[Data for this exercise Boundary: Start]

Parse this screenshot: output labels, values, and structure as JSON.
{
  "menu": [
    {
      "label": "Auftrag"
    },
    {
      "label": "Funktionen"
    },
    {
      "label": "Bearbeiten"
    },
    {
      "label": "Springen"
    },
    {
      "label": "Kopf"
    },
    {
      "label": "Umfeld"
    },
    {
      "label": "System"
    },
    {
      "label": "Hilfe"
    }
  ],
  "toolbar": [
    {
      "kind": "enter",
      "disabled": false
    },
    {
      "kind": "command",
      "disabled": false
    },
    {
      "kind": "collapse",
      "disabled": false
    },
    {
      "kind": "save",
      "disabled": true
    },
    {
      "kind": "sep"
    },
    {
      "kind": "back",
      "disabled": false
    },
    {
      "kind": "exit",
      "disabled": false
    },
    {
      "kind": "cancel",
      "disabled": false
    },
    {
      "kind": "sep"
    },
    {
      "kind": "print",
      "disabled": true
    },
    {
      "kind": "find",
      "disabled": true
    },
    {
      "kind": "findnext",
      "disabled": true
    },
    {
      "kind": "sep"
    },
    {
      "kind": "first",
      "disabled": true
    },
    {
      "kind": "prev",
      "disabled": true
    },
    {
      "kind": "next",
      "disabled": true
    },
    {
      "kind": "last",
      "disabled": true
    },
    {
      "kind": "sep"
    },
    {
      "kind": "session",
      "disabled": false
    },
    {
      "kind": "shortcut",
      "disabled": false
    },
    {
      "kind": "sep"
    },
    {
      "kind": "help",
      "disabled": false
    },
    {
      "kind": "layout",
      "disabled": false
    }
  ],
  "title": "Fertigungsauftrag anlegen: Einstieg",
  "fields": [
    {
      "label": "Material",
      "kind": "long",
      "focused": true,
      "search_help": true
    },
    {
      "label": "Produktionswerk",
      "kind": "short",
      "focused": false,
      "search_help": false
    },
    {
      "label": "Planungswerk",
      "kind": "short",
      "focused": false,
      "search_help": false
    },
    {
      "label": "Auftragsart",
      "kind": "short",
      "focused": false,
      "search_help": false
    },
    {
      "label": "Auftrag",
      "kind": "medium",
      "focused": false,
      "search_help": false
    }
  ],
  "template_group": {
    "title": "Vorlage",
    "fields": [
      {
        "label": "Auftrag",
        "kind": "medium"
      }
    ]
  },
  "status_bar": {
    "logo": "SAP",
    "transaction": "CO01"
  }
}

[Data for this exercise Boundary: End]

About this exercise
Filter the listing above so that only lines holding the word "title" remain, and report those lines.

Task result
  "title": "Fertigungsauftrag anlegen: Einstieg",
    "title": "Vorlage",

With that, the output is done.